Peter Strong, chief executive of the Council of Small Business of Australia, told SmartCompany the absence of due diligence is a common problem in the small business sector among prospective business owners.
“All the excitement, trust and optimism should never be a replacement for due diligence,” he says.
In particular, Strong says it is essential for all business owners and operators to pay careful attention to the contracts they are signing when establishing their businesses. This may include lease contracts, as well as supply contracts with much larger businesses.
“We all do it when we buy a house or a car.
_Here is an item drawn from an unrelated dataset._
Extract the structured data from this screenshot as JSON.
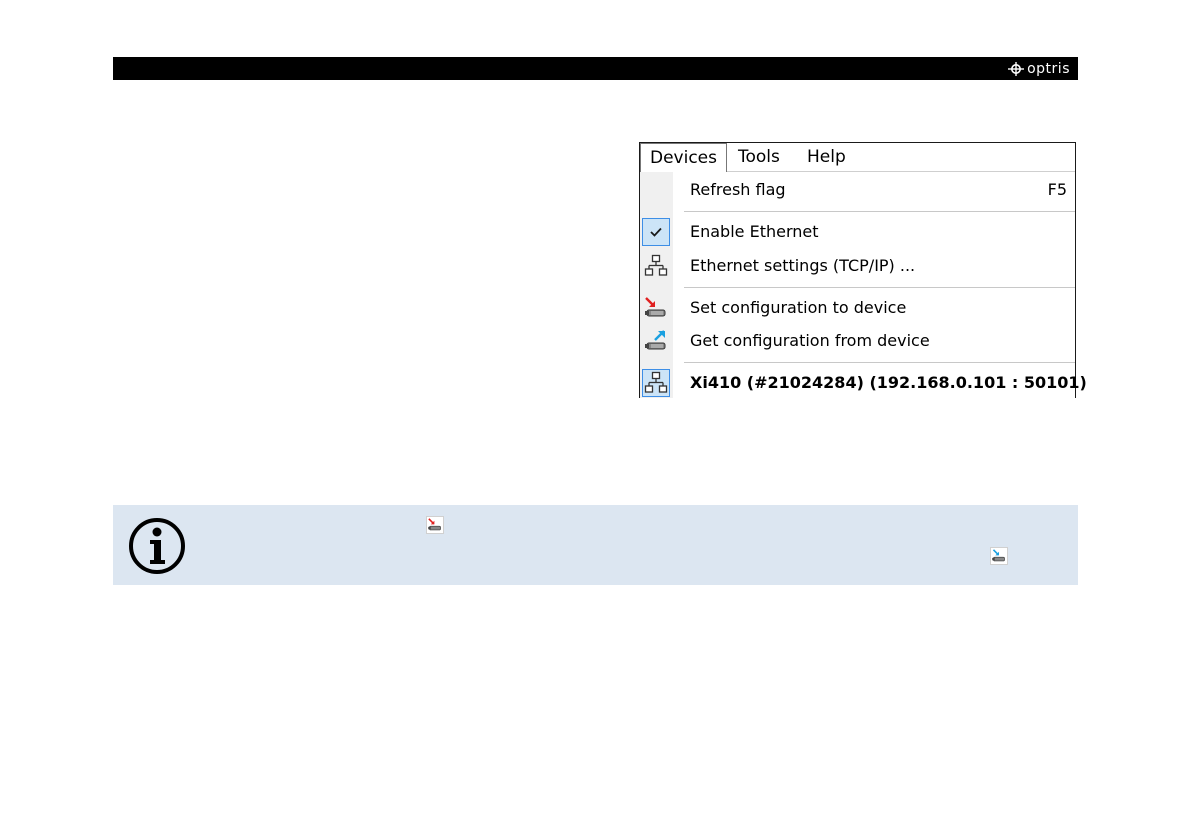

It’s the same thing,” he says.
While Frazer says the Centre for Franchising Excellence has already made some recommendations to the franchising sector about possibly extending the amount of time franchisees have to consider a purchase decision, she says the centre hopes to continue its research into the area of due diligence.
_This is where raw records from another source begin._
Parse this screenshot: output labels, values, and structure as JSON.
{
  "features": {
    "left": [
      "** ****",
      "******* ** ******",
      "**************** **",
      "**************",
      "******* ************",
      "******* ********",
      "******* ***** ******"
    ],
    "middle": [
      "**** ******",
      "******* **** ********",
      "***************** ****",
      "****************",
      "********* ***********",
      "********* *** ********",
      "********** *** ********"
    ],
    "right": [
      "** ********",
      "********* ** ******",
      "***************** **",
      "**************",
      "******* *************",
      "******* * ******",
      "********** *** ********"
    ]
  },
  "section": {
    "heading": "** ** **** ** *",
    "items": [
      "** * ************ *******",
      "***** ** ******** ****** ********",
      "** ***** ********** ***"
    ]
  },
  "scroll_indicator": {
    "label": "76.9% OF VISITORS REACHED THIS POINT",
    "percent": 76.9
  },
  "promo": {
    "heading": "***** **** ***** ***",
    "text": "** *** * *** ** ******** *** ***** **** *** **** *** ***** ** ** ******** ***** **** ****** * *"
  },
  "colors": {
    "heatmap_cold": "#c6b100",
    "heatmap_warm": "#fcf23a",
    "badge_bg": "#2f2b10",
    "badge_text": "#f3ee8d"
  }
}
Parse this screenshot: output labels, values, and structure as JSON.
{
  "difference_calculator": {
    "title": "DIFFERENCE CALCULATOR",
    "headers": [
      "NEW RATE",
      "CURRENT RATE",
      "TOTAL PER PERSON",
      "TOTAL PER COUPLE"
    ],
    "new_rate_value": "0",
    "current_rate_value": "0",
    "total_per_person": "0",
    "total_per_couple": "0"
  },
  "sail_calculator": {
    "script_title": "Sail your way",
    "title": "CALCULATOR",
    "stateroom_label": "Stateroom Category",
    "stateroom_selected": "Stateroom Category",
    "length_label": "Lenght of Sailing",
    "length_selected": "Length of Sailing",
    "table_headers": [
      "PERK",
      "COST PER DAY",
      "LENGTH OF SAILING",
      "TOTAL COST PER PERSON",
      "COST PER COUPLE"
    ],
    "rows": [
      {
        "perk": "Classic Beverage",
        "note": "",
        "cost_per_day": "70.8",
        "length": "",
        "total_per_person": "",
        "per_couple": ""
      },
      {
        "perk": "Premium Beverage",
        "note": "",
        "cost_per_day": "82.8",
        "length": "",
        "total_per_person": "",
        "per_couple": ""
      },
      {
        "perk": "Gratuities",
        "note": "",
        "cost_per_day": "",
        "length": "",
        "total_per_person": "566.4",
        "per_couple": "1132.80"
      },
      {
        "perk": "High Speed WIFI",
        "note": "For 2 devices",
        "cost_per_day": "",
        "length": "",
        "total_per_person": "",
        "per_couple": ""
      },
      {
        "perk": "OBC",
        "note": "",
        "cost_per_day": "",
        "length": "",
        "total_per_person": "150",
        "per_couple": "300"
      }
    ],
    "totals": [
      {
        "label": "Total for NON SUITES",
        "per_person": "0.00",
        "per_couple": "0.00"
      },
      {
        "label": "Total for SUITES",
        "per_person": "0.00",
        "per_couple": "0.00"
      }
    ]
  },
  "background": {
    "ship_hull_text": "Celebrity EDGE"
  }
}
In particular, the centre is keen to investigate the relationship between due diligence and business performance, which until know has only touched on the business owners’ perception of performance as opposed to financial metrics.
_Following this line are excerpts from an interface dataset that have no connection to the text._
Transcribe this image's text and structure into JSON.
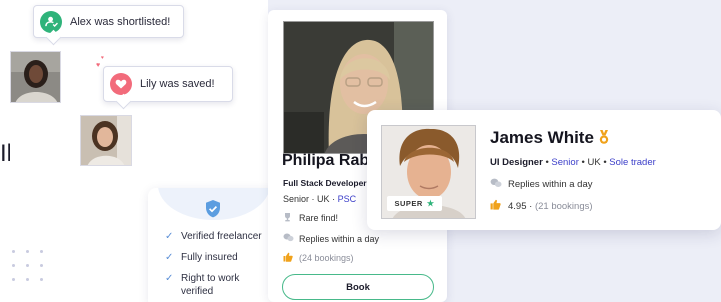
{
  "background_left_text": "Il",
  "toasts": {
    "shortlisted": {
      "text": "Alex was shortlisted!",
      "icon": "user-check-icon",
      "color": "#2fb37a"
    },
    "saved": {
      "text": "Lily was saved!",
      "icon": "heart-icon",
      "color": "#f26b7b"
    }
  },
  "verification": {
    "icon": "shield-check-icon",
    "items": [
      "Verified freelancer",
      "Fully insured",
      "Right to work verified"
    ]
  },
  "philipa": {
    "name": "Philipa Rabb",
    "role": "Full Stack Developer",
    "level": "Senior",
    "location": "UK",
    "status": "PSC",
    "line1": "Rare find!",
    "line2": "Replies within a day",
    "bookings": "(24 bookings)",
    "book_label": "Book"
  },
  "james": {
    "name": "James White",
    "role": "UI Designer",
    "level": "Senior",
    "location": "UK",
    "status": "Sole trader",
    "badge": "SUPER",
    "replies": "Replies within a day",
    "rating": "4.95",
    "bookings": "(21 bookings)"
  },
  "colors": {
    "accent": "#3b3ec9",
    "green": "#47b98a",
    "gold": "#f0a21b"
  }
}
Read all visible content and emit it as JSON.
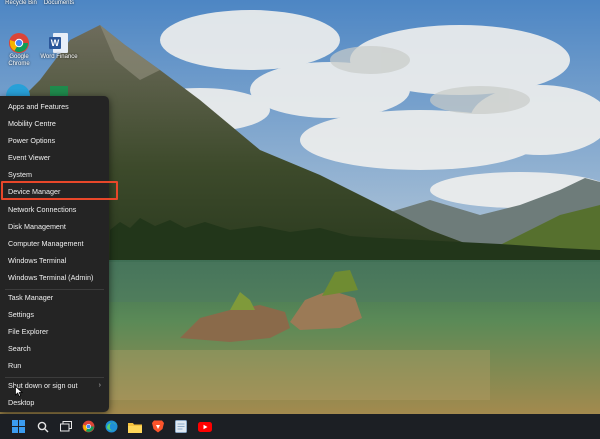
{
  "desktop": {
    "icons": [
      {
        "name": "recycle-bin-icon",
        "label": "Recycle Bin"
      },
      {
        "name": "documents-icon",
        "label": "Documents"
      },
      {
        "name": "chrome-icon",
        "label": "Google Chrome"
      },
      {
        "name": "word-icon",
        "label": "Word Finance"
      }
    ]
  },
  "context_menu": {
    "items": [
      "Apps and Features",
      "Mobility Centre",
      "Power Options",
      "Event Viewer",
      "System",
      "Device Manager",
      "Network Connections",
      "Disk Management",
      "Computer Management",
      "Windows Terminal",
      "Windows Terminal (Admin)",
      "Task Manager",
      "Settings",
      "File Explorer",
      "Search",
      "Run",
      "Shut down or sign out",
      "Desktop"
    ],
    "highlighted": "Device Manager",
    "submenu_arrow": "›"
  },
  "taskbar": {
    "icons": [
      "windows-start-icon",
      "search-icon",
      "task-view-icon",
      "chrome-icon",
      "edge-icon",
      "file-explorer-icon",
      "brave-icon",
      "notepad-icon",
      "youtube-icon"
    ]
  },
  "colors": {
    "menu_bg": "#242424",
    "highlight": "#e8472a",
    "taskbar_bg": "#1c1f24",
    "accent_blue": "#3b9cf0"
  }
}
“The perceived performance among franchisees was significantly higher or more positive than current and former independents but we need some hard data,” she says.